The fully integrated AP functioned extremely well although the mode selection buttons (on the left hand side panel of the right hand G1000 screen) are quite small. The PFD mode annunciations (Lateral – AP/YD – Vertical/Speed), the flight director (FD) and the flight path vector (FPV) were easy to interpret and provided the pilot with an excellent man-machine interface. The SVS, set as background on the PFD, was highly accurate in its depiction of forward terrain and, when deliberately flying towards adjacent mountain peaks to trigger the EGPWS, clearly showed the pilot the best escape direction with the forward mountains now individually coloured red or amber depending on their relative altitudes and danger to the aircraft.
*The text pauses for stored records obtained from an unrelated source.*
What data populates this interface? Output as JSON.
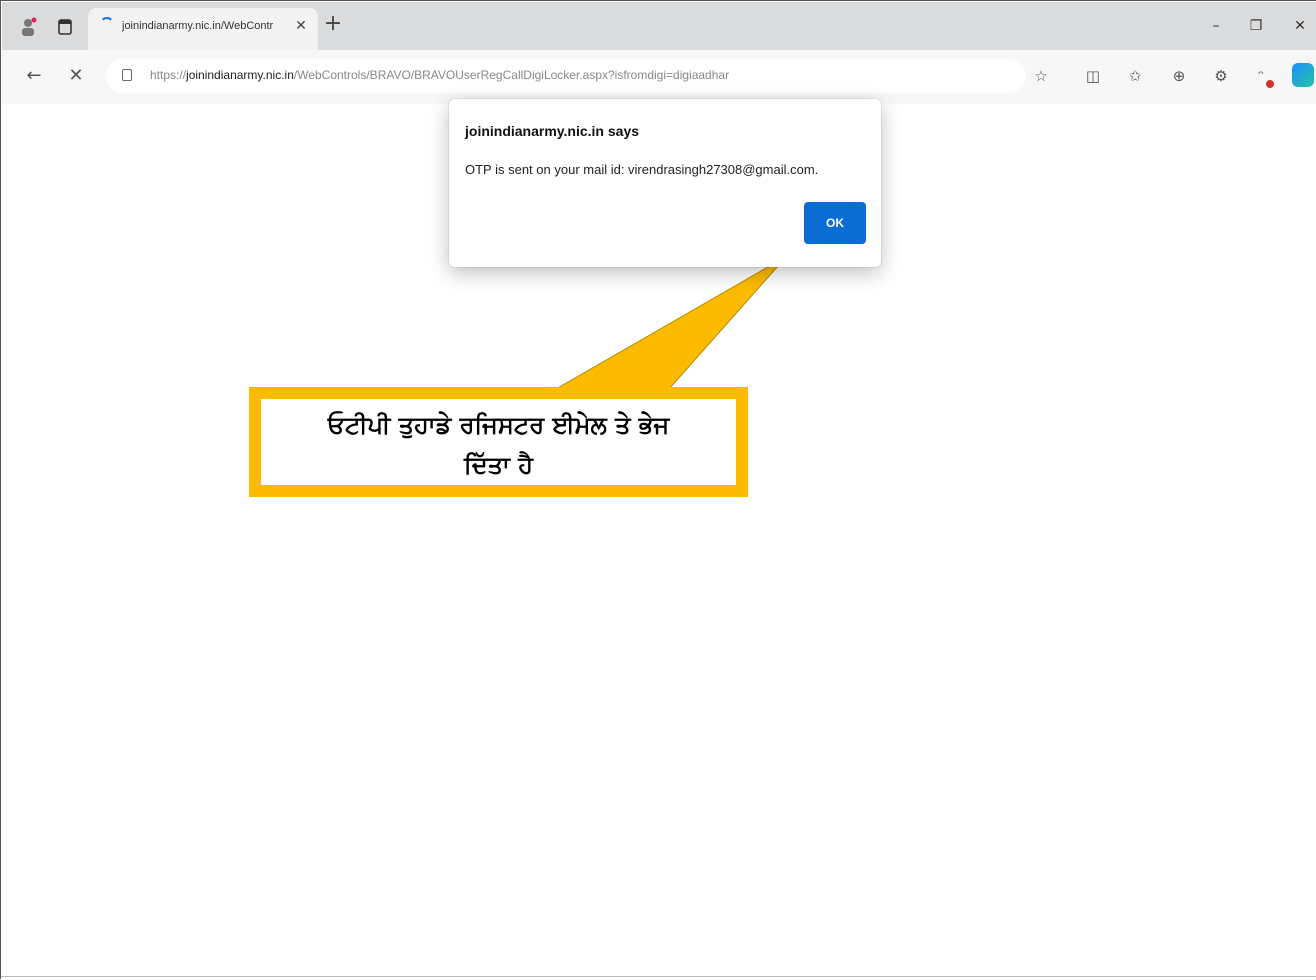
{
  "browser": {
    "tab": {
      "title": "joinindianarmy.nic.in/WebContr",
      "close": "✕"
    },
    "new_tab": "+",
    "window_controls": {
      "minimize": "–",
      "restore": "❐",
      "close": "✕"
    },
    "nav": {
      "back": "←",
      "stop": "✕"
    },
    "address": {
      "prefix": "https://",
      "host": "joinindianarmy.nic.in",
      "path": "/WebControls/BRAVO/BRAVOUserRegCallDigiLocker.aspx?isfromdigi=digiaadhar"
    },
    "toolbar_icons": [
      "star-icon",
      "split-screen-icon",
      "favorites-icon",
      "collections-icon",
      "extensions-icon",
      "profile-icon",
      "copilot-icon"
    ]
  },
  "dialog": {
    "title": "joinindianarmy.nic.in says",
    "message": "OTP is sent on your mail id: virendrasingh27308@gmail.com.",
    "ok_label": "OK"
  },
  "callout": {
    "line1": "ਓਟੀਪੀ ਤੁਹਾਡੇ ਰਜਿਸਟਰ ਈਮੇਲ ਤੇ ਭੇਜ",
    "line2": "ਦਿੱਤਾ ਹੈ",
    "color": "#fdbb00"
  }
}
Three tight visual circuits with roller landings completed my evaluation, with a Vapp of 83 KIAS and a touchdown Vref of 75 KIAS. The circuits were an absolute delight to fly. The final landing (the aircraft has no anti-skid) used approximately 400m of runway distance, with moderate braking.
Sortie duration was 1hr 10min, using just 14gal of fuel.
The DA62 is both an outstanding modern aircraft and a ‘standout’ modern business tool.
The aircraft combines excellent flyability in all flight regimes, including safe single engine flight following engine failure or commanded pilot shutdown. Its advanced avionic systems and its carbon-fibre construction grant it the highest contemporary levels of survivability even when operated single pilot. Its short field performance and its luxurious, roomy cabin with up to seven seats, give it unmatched usability for both commercial and private operators. Its affordability, both in terms of its purchase price vs its seat/cargo capability and the economy of its ultra-low running costs, are unmatched in its class.
In 2004, I wrote for Flight International that the DA42 “…sets a new benchmark in European general aviation”. In 2015, it is abundantly clear to me that the new DA62 now steps up to an entirely new operating level deserving its designation as a new aircraft type and one that has the potential to revolutionise both the commercial air taxi and the family touring aircraft marketplace with a truly incredible combination of economy, performance, safety, avionic sophistication, range and payload.
I believe the DA62 to be the one real aircraft that I have evaluated in my test pilot career that could really work and be commercially successful as an air taxi: single-pilot operation; twin engine safety to meet regulatory requirements; the latest avionics to fly safely within complex airspace or land on austere airstrips using SBAS type approaches; the ability to fly into known icing; real room and load capability for up to six passengers; high levels of passenger comfort; and real room for passenger baggage. Commercial performance would probably be best over a max journey range to destination of around 400 miles/2hr in cruise, which would need just 60 US gal (220l) of JET A-1 for the return trip, costing no more than $250.
It is clearly evident to me why the DA62 has generated such interest. I predict that the DA62 will be an unqualified and worldwide commercial success.